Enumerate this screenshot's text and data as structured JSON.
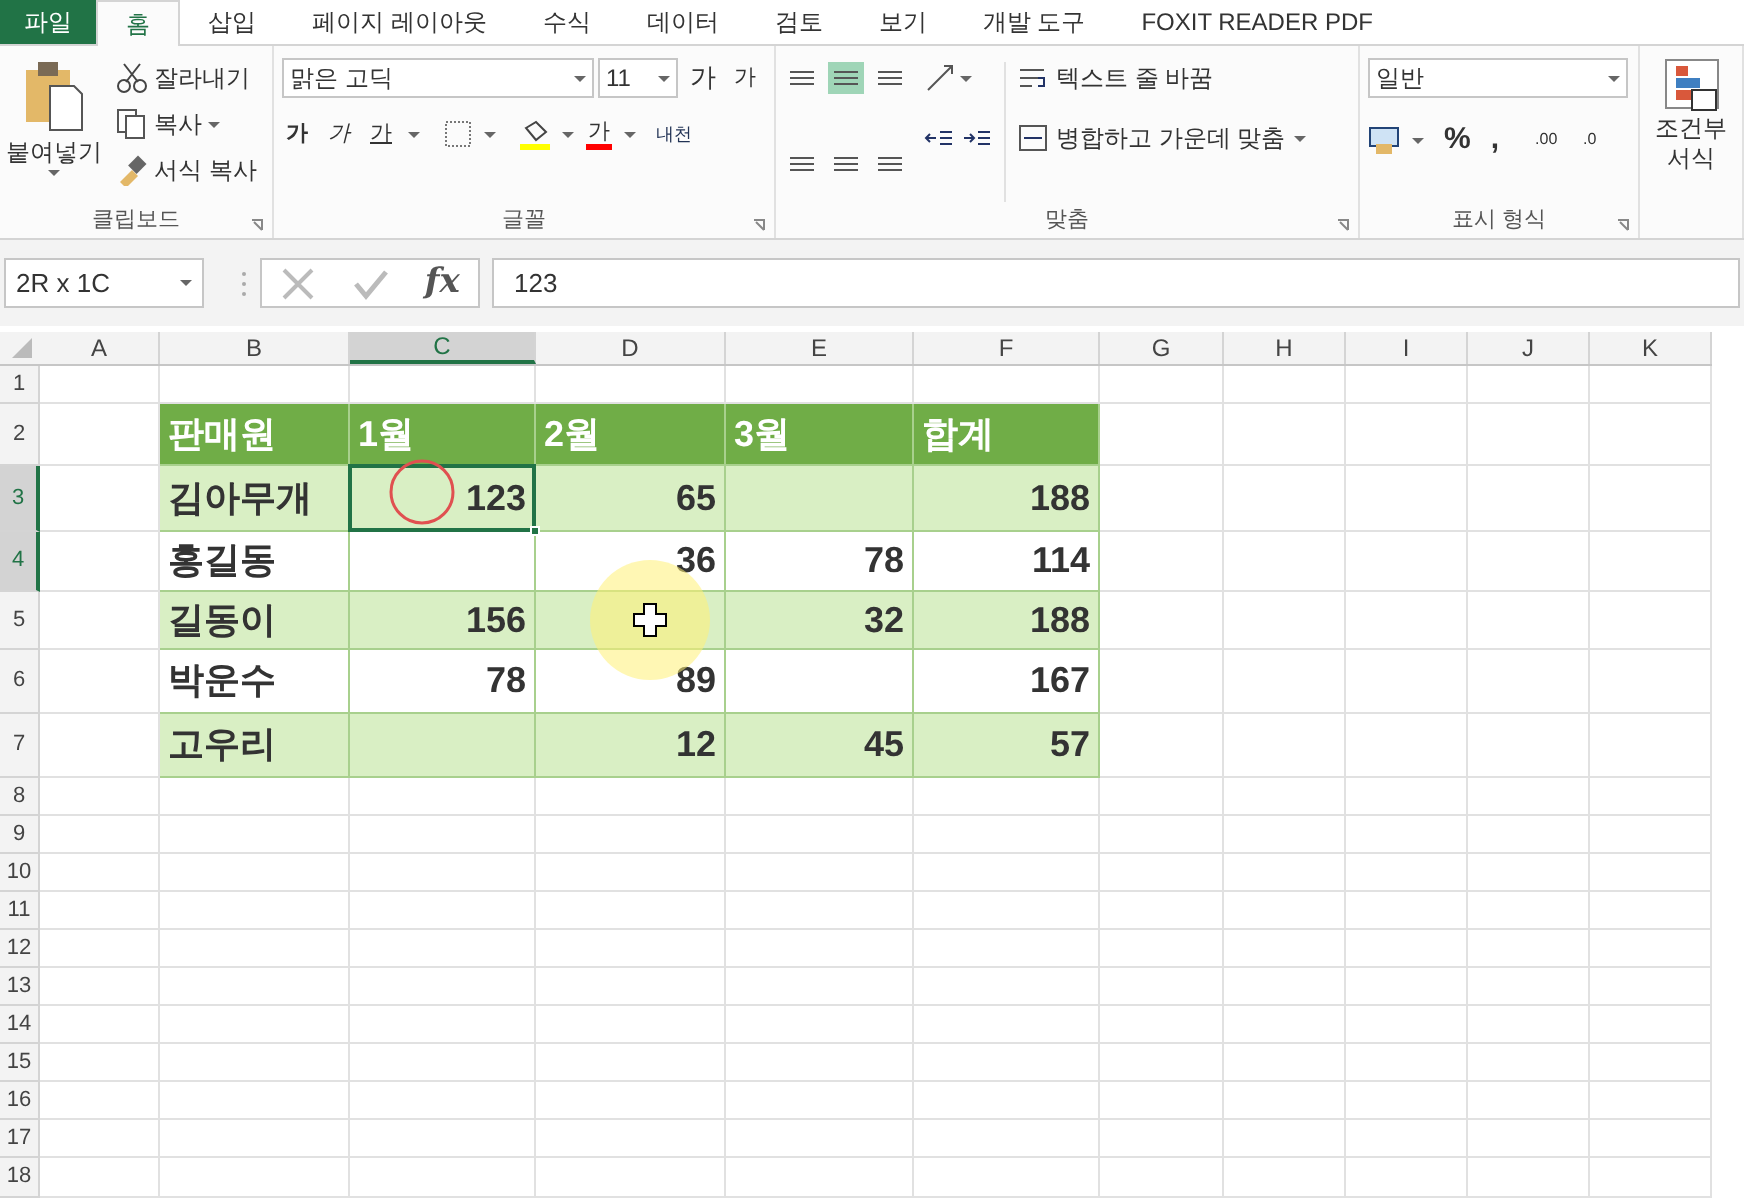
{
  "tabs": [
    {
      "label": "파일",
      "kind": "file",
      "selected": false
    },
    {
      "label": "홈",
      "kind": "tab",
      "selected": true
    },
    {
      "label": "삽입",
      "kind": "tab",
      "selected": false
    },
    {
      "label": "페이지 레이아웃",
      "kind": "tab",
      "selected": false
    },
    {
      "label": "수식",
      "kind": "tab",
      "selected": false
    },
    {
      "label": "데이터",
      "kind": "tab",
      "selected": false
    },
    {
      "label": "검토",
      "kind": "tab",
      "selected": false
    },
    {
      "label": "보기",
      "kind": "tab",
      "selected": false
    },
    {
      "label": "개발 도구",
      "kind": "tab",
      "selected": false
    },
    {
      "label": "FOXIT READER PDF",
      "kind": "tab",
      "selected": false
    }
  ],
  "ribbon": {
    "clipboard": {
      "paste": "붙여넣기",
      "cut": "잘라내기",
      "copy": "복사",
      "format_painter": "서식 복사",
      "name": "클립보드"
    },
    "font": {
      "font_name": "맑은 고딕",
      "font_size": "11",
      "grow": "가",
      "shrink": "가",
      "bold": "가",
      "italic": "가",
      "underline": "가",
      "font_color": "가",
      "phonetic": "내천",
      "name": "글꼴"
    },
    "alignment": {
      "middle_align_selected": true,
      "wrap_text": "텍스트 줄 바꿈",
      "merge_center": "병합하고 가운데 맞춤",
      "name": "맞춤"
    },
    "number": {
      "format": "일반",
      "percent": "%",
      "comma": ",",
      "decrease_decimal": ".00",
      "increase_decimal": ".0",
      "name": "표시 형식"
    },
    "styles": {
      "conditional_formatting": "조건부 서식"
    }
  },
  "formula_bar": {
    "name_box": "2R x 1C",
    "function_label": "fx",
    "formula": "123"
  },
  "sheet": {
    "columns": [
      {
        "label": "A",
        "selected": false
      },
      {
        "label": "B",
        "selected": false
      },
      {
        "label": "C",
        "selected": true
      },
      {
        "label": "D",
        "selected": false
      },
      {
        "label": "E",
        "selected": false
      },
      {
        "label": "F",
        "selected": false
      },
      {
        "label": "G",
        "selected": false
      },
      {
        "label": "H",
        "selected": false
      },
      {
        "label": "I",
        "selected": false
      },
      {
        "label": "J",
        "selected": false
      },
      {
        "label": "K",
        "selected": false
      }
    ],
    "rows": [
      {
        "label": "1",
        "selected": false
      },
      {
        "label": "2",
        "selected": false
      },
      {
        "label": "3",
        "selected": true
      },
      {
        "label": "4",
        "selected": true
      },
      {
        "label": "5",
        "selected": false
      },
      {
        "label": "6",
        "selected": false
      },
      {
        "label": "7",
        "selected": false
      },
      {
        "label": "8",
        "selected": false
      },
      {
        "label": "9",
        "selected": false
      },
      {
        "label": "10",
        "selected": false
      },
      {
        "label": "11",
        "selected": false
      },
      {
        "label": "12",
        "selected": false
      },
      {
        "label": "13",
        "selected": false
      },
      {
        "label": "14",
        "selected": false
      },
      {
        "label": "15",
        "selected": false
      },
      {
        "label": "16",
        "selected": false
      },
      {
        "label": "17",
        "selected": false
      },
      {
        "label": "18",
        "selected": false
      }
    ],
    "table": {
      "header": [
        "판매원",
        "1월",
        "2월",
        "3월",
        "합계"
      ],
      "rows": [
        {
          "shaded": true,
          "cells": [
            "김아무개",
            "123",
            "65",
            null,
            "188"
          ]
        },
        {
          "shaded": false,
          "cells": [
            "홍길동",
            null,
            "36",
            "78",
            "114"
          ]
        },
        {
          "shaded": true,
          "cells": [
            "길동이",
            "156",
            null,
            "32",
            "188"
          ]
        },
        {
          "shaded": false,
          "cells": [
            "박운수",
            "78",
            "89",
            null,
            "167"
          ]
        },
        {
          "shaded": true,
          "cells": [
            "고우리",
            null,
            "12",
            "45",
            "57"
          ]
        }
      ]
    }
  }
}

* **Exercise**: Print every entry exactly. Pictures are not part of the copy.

* **Reply to the task**:
Enumerate this screenshot's text and data as structured JSON.
{
  "tabs": [
    {
      "label": "파일",
      "kind": "file",
      "selected": false
    },
    {
      "label": "홈",
      "kind": "tab",
      "selected": true
    },
    {
      "label": "삽입",
      "kind": "tab",
      "selected": false
    },
    {
      "label": "페이지 레이아웃",
      "kind": "tab",
      "selected": false
    },
    {
      "label": "수식",
      "kind": "tab",
      "selected": false
    },
    {
      "label": "데이터",
      "kind": "tab",
      "selected": false
    },
    {
      "label": "검토",
      "kind": "tab",
      "selected": false
    },
    {
      "label": "보기",
      "kind": "tab",
      "selected": false
    },
    {
      "label": "개발 도구",
      "kind": "tab",
      "selected": false
    },
    {
      "label": "FOXIT READER PDF",
      "kind": "tab",
      "selected": false
    }
  ],
  "ribbon": {
    "clipboard": {
      "paste": "붙여넣기",
      "cut": "잘라내기",
      "copy": "복사",
      "format_painter": "서식 복사",
      "name": "클립보드"
    },
    "font": {
      "font_name": "맑은 고딕",
      "font_size": "11",
      "grow": "가",
      "shrink": "가",
      "bold": "가",
      "italic": "가",
      "underline": "가",
      "font_color": "가",
      "phonetic": "내천",
      "name": "글꼴"
    },
    "alignment": {
      "middle_align_selected": true,
      "wrap_text": "텍스트 줄 바꿈",
      "merge_center": "병합하고 가운데 맞춤",
      "name": "맞춤"
    },
    "number": {
      "format": "일반",
      "percent": "%",
      "comma": ",",
      "decrease_decimal": ".00",
      "increase_decimal": ".0",
      "name": "표시 형식"
    },
    "styles": {
      "conditional_formatting": "조건부 서식"
    }
  },
  "formula_bar": {
    "name_box": "2R x 1C",
    "function_label": "fx",
    "formula": "123"
  },
  "sheet": {
    "columns": [
      {
        "label": "A",
        "selected": false
      },
      {
        "label": "B",
        "selected": false
      },
      {
        "label": "C",
        "selected": true
      },
      {
        "label": "D",
        "selected": false
      },
      {
        "label": "E",
        "selected": false
      },
      {
        "label": "F",
        "selected": false
      },
      {
        "label": "G",
        "selected": false
      },
      {
        "label": "H",
        "selected": false
      },
      {
        "label": "I",
        "selected": false
      },
      {
        "label": "J",
        "selected": false
      },
      {
        "label": "K",
        "selected": false
      }
    ],
    "rows": [
      {
        "label": "1",
        "selected": false
      },
      {
        "label": "2",
        "selected": false
      },
      {
        "label": "3",
        "selected": true
      },
      {
        "label": "4",
        "selected": true
      },
      {
        "label": "5",
        "selected": false
      },
      {
        "label": "6",
        "selected": false
      },
      {
        "label": "7",
        "selected": false
      },
      {
        "label": "8",
        "selected": false
      },
      {
        "label": "9",
        "selected": false
      },
      {
        "label": "10",
        "selected": false
      },
      {
        "label": "11",
        "selected": false
      },
      {
        "label": "12",
        "selected": false
      },
      {
        "label": "13",
        "selected": false
      },
      {
        "label": "14",
        "selected": false
      },
      {
        "label": "15",
        "selected": false
      },
      {
        "label": "16",
        "selected": false
      },
      {
        "label": "17",
        "selected": false
      },
      {
        "label": "18",
        "selected": false
      }
    ],
    "table": {
      "header": [
        "판매원",
        "1월",
        "2월",
        "3월",
        "합계"
      ],
      "rows": [
        {
          "shaded": true,
          "cells": [
            "김아무개",
            "123",
            "65",
            null,
            "188"
          ]
        },
        {
          "shaded": false,
          "cells": [
            "홍길동",
            null,
            "36",
            "78",
            "114"
          ]
        },
        {
          "shaded": true,
          "cells": [
            "길동이",
            "156",
            null,
            "32",
            "188"
          ]
        },
        {
          "shaded": false,
          "cells": [
            "박운수",
            "78",
            "89",
            null,
            "167"
          ]
        },
        {
          "shaded": true,
          "cells": [
            "고우리",
            null,
            "12",
            "45",
            "57"
          ]
        }
      ]
    }
  }
}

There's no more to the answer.